There was scant sign of any easy way out of the latest confrontation between Iraq and the United Nations yesterday as special UN envoy Richard Butler arrived in Baghdad for two days of crisis talks with government officials.
While sounding a somewhat conciliatory tone before talks with Iraq's foreign minister, Tariq Aziz, Mr Butler rejected a deadline on concluding UN efforts to unearth and dismantle weapons of mass destruction in the country.
Mr Butler, who is chief of the UN Special Commission responsible for unearthing Iraq's suspected chemical, biological and nuclear arms programmes, was responding to a speech made by Saddam Hussein at the weekend. President Saddam indicated that he might place a six-month deadline on the UN inspections ending.
"This work can be done quite quickly with full Iraqi co-operation," Mr Butler told journalists. "To demand that it be finished at a certain stage is a degree of arbitrariness that makes no practical sense."
Technically, Mr Butler is in Baghad to address two new obstacles raised by Iraq about the inspections. It is continuing to deny inspectors access to "sensitive" presidential sites.
Last week, meanwhile, it sabotaged the work of a team led by former US Marine officer, Scott Ritter.
Iraq is contending both that Mr Ritter was a United States spy and that the composition of the UN teams is unreasonably weighed down by Britons and Americans.
While insisting that Iraq has no choice but to abide by UN resolutions and allow unfettered access for the inspectors, he added: "The Council has also said that in bringing about that access, we should find ways to show respect to Iraq's sovereignty, dignity and national security."
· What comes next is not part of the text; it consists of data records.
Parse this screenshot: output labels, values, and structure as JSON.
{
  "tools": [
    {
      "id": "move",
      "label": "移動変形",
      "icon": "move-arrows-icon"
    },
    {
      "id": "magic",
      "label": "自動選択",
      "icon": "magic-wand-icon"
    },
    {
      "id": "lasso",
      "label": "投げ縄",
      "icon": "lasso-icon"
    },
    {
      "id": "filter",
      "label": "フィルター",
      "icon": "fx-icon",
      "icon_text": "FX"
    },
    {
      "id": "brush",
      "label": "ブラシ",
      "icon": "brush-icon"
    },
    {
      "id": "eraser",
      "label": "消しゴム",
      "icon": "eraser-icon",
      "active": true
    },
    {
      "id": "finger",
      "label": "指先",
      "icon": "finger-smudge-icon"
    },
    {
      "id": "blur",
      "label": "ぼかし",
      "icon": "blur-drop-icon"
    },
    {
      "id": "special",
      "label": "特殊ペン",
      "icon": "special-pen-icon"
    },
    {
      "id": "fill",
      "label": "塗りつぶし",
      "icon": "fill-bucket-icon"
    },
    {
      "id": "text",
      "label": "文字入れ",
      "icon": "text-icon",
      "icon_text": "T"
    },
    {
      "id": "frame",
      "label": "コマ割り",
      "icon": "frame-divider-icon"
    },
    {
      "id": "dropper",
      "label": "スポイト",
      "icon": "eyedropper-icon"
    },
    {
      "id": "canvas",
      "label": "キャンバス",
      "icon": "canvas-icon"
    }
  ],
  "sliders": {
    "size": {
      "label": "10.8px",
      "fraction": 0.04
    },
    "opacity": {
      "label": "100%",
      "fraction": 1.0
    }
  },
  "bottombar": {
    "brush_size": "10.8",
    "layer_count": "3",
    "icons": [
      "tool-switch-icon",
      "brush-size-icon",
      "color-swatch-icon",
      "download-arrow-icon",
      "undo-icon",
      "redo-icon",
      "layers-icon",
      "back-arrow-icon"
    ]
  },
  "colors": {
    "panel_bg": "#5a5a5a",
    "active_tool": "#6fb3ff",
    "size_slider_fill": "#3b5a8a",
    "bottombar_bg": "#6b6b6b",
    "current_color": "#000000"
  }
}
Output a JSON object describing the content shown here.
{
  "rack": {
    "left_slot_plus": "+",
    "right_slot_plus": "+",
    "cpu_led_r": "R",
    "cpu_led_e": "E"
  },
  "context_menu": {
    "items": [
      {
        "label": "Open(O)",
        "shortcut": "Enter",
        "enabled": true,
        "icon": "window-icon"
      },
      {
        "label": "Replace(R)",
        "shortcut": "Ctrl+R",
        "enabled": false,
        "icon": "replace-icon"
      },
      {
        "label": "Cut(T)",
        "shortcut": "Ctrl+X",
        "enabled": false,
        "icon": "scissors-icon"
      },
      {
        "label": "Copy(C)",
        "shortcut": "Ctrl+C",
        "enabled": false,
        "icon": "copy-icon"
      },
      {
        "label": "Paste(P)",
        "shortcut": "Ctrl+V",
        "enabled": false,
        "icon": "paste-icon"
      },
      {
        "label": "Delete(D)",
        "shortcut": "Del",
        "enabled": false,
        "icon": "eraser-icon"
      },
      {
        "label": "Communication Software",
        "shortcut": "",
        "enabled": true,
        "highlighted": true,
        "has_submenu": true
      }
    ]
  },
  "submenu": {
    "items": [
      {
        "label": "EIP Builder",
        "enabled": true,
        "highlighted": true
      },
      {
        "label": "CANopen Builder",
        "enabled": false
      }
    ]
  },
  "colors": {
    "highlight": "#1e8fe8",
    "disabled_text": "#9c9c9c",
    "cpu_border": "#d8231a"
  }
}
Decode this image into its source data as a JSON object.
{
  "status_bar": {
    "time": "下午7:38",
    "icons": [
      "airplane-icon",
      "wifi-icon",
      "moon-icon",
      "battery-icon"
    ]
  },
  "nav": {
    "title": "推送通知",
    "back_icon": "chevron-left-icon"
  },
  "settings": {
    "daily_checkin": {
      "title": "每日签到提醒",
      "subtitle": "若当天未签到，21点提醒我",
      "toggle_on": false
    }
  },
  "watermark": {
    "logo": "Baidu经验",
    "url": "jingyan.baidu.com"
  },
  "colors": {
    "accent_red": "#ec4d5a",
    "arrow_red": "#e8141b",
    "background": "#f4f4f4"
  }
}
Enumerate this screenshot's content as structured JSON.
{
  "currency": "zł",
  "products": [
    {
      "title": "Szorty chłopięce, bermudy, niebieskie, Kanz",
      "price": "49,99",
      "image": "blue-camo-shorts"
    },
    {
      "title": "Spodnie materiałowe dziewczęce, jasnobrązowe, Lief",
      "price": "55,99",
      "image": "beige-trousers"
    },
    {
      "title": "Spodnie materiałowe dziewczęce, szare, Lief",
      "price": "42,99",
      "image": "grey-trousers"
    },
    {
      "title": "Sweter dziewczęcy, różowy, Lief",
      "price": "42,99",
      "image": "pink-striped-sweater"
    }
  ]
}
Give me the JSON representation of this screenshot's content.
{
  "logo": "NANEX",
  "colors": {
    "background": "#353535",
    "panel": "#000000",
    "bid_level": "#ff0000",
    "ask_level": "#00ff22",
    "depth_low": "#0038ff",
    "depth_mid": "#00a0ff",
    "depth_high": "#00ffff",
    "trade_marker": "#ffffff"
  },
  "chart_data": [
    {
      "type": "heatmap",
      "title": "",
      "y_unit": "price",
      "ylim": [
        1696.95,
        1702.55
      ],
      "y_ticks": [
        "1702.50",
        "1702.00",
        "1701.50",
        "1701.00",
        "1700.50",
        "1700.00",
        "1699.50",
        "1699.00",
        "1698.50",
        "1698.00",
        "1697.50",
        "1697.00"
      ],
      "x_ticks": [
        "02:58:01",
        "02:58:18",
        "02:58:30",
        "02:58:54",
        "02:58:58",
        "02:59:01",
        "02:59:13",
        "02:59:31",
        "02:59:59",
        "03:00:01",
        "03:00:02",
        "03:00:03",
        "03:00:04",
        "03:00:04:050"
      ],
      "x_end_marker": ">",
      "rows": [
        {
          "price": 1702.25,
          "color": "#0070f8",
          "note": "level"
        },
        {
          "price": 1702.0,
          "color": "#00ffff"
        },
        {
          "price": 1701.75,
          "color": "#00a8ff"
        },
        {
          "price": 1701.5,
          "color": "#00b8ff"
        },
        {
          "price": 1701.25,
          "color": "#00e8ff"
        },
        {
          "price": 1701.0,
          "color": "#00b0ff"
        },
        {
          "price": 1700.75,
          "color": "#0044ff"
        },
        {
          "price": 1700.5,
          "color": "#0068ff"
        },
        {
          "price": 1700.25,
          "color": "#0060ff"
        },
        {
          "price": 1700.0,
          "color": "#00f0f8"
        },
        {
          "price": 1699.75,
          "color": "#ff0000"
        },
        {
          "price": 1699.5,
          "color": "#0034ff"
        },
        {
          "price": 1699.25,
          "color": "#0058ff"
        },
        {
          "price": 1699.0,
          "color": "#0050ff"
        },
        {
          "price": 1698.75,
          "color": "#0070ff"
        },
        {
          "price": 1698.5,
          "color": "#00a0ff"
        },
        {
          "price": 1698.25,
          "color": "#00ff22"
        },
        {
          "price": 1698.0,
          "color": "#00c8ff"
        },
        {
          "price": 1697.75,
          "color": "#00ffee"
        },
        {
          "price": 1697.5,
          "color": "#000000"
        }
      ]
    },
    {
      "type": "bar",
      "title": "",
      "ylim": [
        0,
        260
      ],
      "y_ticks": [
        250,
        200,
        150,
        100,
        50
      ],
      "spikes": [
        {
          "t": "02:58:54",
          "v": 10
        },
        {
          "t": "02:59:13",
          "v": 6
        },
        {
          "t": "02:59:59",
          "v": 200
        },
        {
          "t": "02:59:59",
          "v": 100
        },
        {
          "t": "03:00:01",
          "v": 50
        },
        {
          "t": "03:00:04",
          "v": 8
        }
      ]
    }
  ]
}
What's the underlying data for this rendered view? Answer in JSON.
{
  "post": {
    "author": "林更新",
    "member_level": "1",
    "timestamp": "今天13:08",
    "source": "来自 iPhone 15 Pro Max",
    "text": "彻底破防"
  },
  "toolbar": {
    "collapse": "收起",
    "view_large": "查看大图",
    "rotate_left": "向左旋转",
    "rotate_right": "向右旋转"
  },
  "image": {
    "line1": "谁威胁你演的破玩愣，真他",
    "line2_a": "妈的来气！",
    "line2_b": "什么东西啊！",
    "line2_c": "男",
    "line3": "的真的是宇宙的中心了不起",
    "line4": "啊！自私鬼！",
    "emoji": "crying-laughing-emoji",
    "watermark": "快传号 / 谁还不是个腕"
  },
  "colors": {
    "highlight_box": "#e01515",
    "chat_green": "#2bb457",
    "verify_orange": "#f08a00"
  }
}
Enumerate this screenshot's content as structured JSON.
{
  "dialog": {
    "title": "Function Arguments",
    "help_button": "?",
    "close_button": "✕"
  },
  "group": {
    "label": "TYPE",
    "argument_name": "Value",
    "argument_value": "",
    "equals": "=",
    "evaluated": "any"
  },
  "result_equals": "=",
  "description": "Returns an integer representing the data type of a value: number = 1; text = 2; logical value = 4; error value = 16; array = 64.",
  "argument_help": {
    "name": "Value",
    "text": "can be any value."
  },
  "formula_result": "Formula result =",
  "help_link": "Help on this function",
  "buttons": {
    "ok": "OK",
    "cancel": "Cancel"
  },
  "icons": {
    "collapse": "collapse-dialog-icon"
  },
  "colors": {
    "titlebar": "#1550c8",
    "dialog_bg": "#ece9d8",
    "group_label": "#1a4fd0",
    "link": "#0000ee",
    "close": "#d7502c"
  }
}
While President Saddam appears to be confident that divisions in the Security Council will dissuade the US from taking unilateral military action against him, there were important signs of efforts by Council members to reassert their solidarity, notably from officials in France and China.Reuse content